→ **TASK ITEM**
Search the records for the word "JSON" and report each line that has it.

Dataset rows describing interfaces
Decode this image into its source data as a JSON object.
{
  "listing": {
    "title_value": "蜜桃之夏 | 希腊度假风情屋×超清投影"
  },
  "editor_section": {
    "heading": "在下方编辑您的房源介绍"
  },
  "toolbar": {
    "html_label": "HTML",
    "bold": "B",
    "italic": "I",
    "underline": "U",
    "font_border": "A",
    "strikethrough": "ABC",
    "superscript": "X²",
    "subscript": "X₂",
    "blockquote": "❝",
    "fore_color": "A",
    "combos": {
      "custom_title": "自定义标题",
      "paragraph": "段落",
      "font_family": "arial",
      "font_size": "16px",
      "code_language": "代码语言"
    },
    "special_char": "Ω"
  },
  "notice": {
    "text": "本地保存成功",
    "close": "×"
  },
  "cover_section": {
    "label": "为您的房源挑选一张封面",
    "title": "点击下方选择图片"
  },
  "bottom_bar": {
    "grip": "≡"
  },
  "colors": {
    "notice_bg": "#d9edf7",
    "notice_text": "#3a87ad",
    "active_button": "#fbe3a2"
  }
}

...

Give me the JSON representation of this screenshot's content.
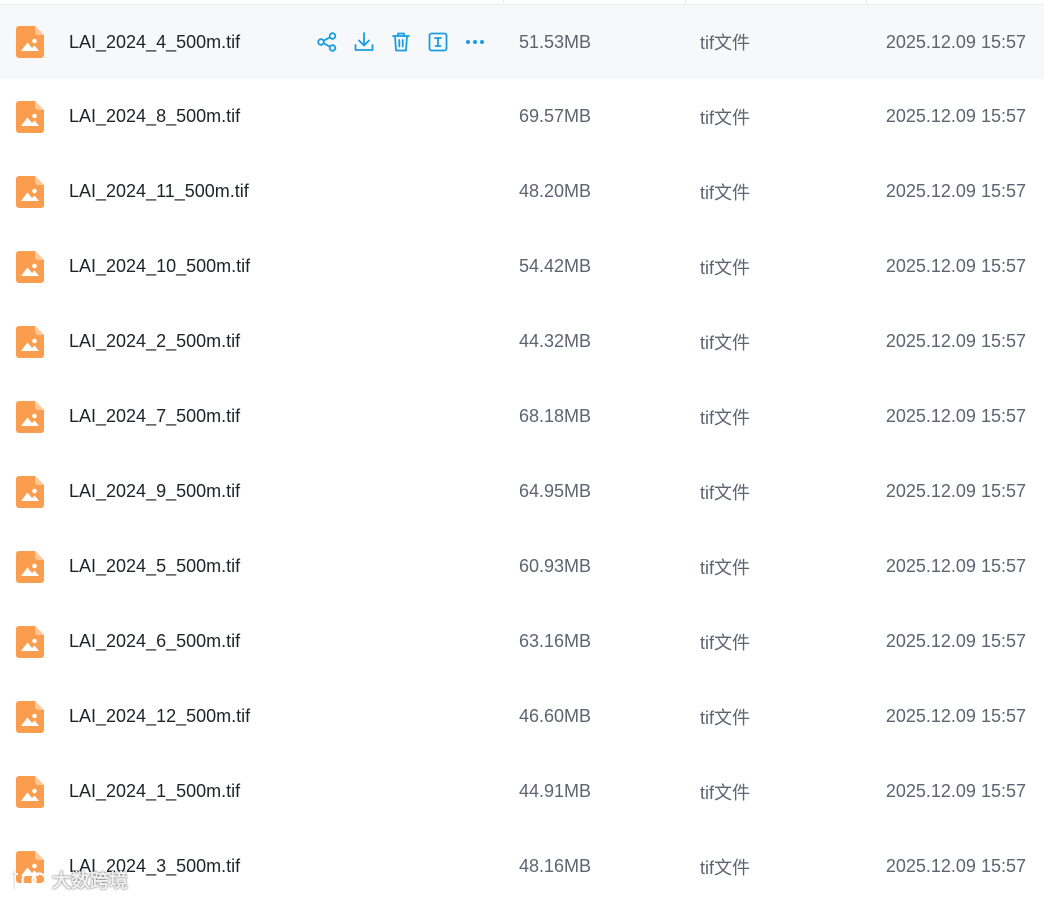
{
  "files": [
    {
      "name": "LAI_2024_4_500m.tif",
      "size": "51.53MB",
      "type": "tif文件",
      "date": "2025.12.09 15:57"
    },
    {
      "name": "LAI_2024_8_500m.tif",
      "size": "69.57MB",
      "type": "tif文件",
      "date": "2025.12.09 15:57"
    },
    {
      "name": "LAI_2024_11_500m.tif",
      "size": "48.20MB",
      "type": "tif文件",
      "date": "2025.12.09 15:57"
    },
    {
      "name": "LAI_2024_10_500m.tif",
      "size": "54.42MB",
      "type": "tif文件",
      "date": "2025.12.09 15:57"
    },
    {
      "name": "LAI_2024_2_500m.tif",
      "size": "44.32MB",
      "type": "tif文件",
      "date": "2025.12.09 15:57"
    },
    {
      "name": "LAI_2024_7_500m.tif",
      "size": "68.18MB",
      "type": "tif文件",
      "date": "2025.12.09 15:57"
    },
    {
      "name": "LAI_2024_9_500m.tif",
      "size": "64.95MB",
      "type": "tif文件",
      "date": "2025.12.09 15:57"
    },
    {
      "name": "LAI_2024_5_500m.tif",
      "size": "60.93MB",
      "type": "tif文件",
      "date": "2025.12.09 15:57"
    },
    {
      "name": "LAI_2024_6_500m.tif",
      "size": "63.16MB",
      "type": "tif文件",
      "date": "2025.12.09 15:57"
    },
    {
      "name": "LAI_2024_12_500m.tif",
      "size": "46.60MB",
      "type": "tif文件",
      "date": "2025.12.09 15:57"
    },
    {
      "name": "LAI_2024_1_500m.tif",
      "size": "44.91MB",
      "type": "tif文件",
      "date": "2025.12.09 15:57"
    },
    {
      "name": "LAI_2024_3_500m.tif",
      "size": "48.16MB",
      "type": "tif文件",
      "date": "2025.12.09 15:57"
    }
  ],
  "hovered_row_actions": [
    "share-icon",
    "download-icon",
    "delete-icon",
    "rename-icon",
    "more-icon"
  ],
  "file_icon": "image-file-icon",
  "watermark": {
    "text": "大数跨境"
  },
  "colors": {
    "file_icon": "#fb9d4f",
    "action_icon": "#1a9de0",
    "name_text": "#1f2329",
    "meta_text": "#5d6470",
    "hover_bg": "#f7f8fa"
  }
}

→ **EXERCISE RESULT**
Decode this image into its source data as a JSON object.
Give me the JSON representation of this screenshot's content.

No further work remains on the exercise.